■ **INSTRUCTIONS TO FOLLOW**
Set every entry down again precisely.

■ **PROVIDED ENTRIES**

····················

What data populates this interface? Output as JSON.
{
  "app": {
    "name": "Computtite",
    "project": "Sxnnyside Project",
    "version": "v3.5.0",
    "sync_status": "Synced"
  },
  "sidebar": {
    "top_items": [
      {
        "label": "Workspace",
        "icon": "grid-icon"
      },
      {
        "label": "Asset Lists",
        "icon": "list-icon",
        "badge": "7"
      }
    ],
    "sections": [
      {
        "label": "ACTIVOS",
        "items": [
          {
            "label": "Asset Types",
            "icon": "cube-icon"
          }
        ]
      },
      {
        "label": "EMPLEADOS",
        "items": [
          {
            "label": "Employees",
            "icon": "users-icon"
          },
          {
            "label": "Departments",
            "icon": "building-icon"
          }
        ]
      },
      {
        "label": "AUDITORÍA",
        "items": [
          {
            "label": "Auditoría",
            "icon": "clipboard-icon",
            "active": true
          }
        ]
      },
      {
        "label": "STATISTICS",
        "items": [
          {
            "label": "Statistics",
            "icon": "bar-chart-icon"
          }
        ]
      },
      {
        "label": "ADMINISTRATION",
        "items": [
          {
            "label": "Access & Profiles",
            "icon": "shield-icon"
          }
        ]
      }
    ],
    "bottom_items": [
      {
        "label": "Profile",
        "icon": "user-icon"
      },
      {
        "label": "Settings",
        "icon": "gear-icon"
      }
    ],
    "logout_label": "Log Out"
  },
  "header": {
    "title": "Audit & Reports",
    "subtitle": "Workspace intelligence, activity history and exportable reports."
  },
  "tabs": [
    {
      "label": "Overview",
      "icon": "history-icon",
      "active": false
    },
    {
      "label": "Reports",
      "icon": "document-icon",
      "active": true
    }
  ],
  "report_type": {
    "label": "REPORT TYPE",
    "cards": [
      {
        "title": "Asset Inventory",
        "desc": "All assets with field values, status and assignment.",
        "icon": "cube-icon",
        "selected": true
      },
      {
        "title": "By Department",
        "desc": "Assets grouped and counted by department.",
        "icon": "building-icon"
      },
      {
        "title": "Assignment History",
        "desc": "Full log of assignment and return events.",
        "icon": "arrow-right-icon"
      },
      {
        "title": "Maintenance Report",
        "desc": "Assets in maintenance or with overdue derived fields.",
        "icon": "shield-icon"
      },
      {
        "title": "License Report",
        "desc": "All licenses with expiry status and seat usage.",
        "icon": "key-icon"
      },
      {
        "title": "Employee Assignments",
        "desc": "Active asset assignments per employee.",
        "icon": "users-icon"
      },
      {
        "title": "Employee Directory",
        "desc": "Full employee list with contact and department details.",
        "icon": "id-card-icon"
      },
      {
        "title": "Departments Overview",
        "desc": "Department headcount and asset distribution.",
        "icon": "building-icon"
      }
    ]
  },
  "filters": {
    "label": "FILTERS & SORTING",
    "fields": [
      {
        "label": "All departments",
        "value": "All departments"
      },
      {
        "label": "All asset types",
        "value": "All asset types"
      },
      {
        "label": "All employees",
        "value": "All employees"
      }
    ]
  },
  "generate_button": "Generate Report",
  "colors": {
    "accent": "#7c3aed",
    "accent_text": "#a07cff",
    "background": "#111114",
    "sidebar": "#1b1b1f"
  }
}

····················

■ **OUTPUT OF THE EXERCISE**
What data populates this interface? Output as JSON.
{
  "app": {
    "name": "Computtite",
    "project": "Sxnnyside Project",
    "version": "v3.5.0",
    "sync_status": "Synced"
  },
  "sidebar": {
    "top_items": [
      {
        "label": "Workspace",
        "icon": "grid-icon"
      },
      {
        "label": "Asset Lists",
        "icon": "list-icon",
        "badge": "7"
      }
    ],
    "sections": [
      {
        "label": "ACTIVOS",
        "items": [
          {
            "label": "Asset Types",
            "icon": "cube-icon"
          }
        ]
      },
      {
        "label": "EMPLEADOS",
        "items": [
          {
            "label": "Employees",
            "icon": "users-icon"
          },
          {
            "label": "Departments",
            "icon": "building-icon"
          }
        ]
      },
      {
        "label": "AUDITORÍA",
        "items": [
          {
            "label": "Auditoría",
            "icon": "clipboard-icon",
            "active": true
          }
        ]
      },
      {
        "label": "STATISTICS",
        "items": [
          {
            "label": "Statistics",
            "icon": "bar-chart-icon"
          }
        ]
      },
      {
        "label": "ADMINISTRATION",
        "items": [
          {
            "label": "Access & Profiles",
            "icon": "shield-icon"
          }
        ]
      }
    ],
    "bottom_items": [
      {
        "label": "Profile",
        "icon": "user-icon"
      },
      {
        "label": "Settings",
        "icon": "gear-icon"
      }
    ],
    "logout_label": "Log Out"
  },
  "header": {
    "title": "Audit & Reports",
    "subtitle": "Workspace intelligence, activity history and exportable reports."
  },
  "tabs": [
    {
      "label": "Overview",
      "icon": "history-icon",
      "active": false
    },
    {
      "label": "Reports",
      "icon": "document-icon",
      "active": true
    }
  ],
  "report_type": {
    "label": "REPORT TYPE",
    "cards": [
      {
        "title": "Asset Inventory",
        "desc": "All assets with field values, status and assignment.",
        "icon": "cube-icon",
        "selected": true
      },
      {
        "title": "By Department",
        "desc": "Assets grouped and counted by department.",
        "icon": "building-icon"
      },
      {
        "title": "Assignment History",
        "desc": "Full log of assignment and return events.",
        "icon": "arrow-right-icon"
      },
      {
        "title": "Maintenance Report",
        "desc": "Assets in maintenance or with overdue derived fields.",
        "icon": "shield-icon"
      },
      {
        "title": "License Report",
        "desc": "All licenses with expiry status and seat usage.",
        "icon": "key-icon"
      },
      {
        "title": "Employee Assignments",
        "desc": "Active asset assignments per employee.",
        "icon": "users-icon"
      },
      {
        "title": "Employee Directory",
        "desc": "Full employee list with contact and department details.",
        "icon": "id-card-icon"
      },
      {
        "title": "Departments Overview",
        "desc": "Department headcount and asset distribution.",
        "icon": "building-icon"
      }
    ]
  },
  "filters": {
    "label": "FILTERS & SORTING",
    "fields": [
      {
        "label": "All departments",
        "value": "All departments"
      },
      {
        "label": "All asset types",
        "value": "All asset types"
      },
      {
        "label": "All employees",
        "value": "All employees"
      }
    ]
  },
  "generate_button": "Generate Report",
  "colors": {
    "accent": "#7c3aed",
    "accent_text": "#a07cff",
    "background": "#111114",
    "sidebar": "#1b1b1f"
  }
}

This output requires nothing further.